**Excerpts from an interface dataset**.
============
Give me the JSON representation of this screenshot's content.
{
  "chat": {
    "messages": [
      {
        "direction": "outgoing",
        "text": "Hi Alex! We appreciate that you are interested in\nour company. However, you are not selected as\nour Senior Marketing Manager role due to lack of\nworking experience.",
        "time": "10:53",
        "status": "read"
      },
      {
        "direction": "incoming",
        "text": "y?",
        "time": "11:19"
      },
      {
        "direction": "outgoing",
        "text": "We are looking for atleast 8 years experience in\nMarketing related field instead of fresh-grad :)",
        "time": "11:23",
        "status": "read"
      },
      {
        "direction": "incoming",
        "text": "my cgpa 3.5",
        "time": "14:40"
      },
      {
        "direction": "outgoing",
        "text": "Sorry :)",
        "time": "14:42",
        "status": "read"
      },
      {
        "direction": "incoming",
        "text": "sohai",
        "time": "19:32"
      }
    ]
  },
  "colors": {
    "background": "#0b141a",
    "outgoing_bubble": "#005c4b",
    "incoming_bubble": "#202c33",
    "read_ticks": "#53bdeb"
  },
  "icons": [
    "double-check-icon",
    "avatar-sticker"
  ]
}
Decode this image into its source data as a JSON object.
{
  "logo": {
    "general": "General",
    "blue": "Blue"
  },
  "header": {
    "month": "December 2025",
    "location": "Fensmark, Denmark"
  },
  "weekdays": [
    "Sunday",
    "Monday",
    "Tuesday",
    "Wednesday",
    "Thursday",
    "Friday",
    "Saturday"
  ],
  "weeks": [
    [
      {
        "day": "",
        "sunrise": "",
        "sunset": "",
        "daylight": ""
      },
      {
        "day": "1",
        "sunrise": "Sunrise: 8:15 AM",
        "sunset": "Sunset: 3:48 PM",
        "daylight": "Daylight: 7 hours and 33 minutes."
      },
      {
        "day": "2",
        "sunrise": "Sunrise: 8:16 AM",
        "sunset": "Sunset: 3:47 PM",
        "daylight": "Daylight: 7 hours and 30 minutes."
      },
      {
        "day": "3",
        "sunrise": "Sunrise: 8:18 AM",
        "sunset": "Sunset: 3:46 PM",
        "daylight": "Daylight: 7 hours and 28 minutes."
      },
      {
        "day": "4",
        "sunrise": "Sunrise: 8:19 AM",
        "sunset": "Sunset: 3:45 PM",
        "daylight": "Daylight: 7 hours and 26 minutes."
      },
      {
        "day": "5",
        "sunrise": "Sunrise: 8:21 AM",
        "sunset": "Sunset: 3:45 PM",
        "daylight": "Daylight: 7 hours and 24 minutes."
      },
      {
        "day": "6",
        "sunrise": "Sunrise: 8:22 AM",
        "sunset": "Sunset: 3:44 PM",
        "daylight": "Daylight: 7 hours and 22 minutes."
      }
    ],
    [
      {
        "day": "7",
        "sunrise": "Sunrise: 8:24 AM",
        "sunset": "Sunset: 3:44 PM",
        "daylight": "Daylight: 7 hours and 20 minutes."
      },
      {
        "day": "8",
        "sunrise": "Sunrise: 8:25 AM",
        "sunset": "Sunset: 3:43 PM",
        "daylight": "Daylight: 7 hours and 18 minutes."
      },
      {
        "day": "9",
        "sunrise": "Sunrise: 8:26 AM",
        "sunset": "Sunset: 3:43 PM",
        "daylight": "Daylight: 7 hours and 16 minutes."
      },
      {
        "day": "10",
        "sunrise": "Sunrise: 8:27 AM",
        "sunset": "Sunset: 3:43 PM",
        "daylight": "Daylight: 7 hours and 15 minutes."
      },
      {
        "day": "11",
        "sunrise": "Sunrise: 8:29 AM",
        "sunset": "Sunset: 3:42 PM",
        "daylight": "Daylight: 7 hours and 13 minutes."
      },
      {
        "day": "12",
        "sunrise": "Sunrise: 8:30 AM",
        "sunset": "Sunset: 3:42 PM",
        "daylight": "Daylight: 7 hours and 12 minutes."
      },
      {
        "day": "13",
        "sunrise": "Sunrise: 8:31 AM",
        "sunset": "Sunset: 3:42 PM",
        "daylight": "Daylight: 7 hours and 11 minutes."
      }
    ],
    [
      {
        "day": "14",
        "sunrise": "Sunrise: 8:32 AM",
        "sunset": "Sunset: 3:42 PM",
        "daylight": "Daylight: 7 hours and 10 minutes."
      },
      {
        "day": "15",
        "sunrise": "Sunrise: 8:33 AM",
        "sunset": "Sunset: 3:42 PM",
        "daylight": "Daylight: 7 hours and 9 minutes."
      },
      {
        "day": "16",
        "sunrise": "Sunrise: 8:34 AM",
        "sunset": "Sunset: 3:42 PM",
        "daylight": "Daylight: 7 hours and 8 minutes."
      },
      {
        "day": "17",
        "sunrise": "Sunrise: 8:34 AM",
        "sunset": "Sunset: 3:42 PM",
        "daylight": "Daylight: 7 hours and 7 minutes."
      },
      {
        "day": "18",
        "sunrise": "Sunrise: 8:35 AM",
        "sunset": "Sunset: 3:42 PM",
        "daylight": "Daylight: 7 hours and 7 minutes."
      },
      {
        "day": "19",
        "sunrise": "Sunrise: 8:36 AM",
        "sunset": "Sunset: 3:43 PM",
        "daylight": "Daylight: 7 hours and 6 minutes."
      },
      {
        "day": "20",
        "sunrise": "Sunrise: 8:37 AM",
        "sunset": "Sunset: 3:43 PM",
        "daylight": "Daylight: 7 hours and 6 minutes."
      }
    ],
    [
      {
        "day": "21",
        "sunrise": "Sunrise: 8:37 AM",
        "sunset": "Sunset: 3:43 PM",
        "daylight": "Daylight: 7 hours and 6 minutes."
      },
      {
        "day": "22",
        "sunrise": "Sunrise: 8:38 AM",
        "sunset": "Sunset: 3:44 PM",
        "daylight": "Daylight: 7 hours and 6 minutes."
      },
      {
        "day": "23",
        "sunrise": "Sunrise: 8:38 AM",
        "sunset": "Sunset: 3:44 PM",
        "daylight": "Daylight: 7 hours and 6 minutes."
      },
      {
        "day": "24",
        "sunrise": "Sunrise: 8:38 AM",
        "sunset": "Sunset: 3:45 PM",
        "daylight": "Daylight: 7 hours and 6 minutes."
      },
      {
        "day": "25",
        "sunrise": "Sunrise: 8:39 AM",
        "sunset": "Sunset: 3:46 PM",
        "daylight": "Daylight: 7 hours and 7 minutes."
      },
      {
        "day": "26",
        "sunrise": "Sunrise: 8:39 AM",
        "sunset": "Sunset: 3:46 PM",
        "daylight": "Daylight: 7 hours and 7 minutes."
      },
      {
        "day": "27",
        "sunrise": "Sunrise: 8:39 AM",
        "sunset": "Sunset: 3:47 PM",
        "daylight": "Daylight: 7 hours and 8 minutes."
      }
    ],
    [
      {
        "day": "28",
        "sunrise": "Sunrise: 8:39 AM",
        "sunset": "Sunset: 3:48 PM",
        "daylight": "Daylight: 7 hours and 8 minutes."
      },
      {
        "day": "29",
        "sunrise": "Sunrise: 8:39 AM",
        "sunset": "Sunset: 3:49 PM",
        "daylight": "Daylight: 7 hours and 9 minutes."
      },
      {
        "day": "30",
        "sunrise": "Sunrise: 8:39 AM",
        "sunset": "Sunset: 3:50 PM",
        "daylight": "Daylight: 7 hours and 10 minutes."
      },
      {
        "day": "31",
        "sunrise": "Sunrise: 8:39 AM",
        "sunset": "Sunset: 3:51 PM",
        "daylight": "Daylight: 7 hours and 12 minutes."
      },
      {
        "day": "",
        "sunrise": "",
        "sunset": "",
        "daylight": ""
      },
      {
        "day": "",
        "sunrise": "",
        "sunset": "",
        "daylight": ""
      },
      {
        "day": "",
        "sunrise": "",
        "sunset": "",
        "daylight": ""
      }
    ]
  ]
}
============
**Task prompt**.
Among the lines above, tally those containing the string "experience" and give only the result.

**Exercise solution**.
2